Politicians use the following phrase to command authority for their personal opinions or to rebut an opponent’s view: “THE AUSTRALIAN PEOPLE DON’T/DO WANT…” and fill in the blank with their own opinions. This is going unquestioned by journalists and should be pounced on immediately. Any journo worth his or her salt should do what my 9th grade English teacher used to do – interrupt the politician in question with the phrase “Says who or what?” Come ON – there are professional journalists with decades of experience who are letting this fly through to the keeper.

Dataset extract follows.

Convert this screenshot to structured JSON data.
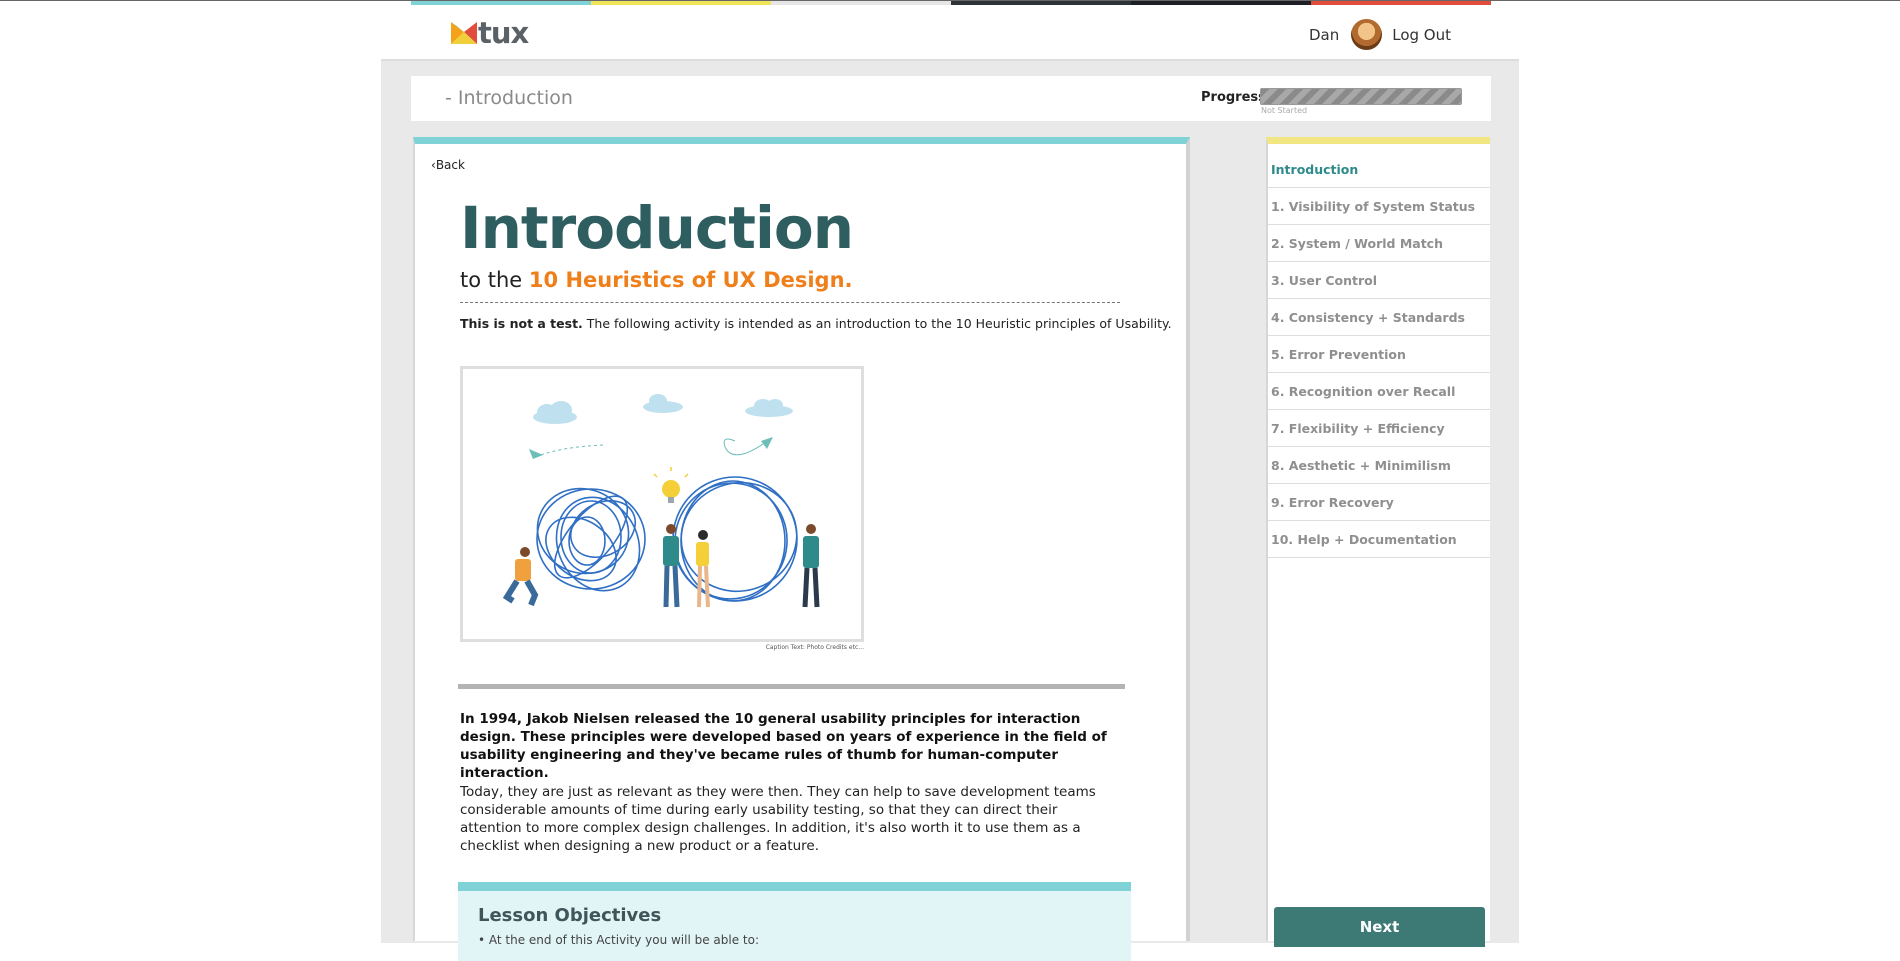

To those of you interviewers letting this happen: DO YOUR JOB and ask the politician presuming to speak for the nation to quote a survey from a credible source so we can analyse the sample size and research methodology and determine whether or not this is actually how this group thinks/feels.
The rhetorical strategy for this is obvious. Being on the winning side or the side of popular opinion feels good. It’s why election results are held back until polling stations close – so people won’t switch their votes to the winner.
Of course, journos use this too. Today I saw a headline in the local newspaper saying “Why women love tattoos”. Really? ALL WOMEN? I’m a woman and don’t “love” tattoos. Neither do my mother, sister or dozens of others I know. What sloppy writing that headline was – and it can’t be blamed on the dearth of copy editors.
If this habit has crept into your own rhetoric – stop. Do your homework. Do “people” feel this way or is it just your mob/tribe? I’ve been turning my frustration about this phenomenon toward this positive change in myself. One of my favourite quotes this week sums up this change: “My opinions change with new information.” Of course, I interrogate that information first – and ask “Says WHO?”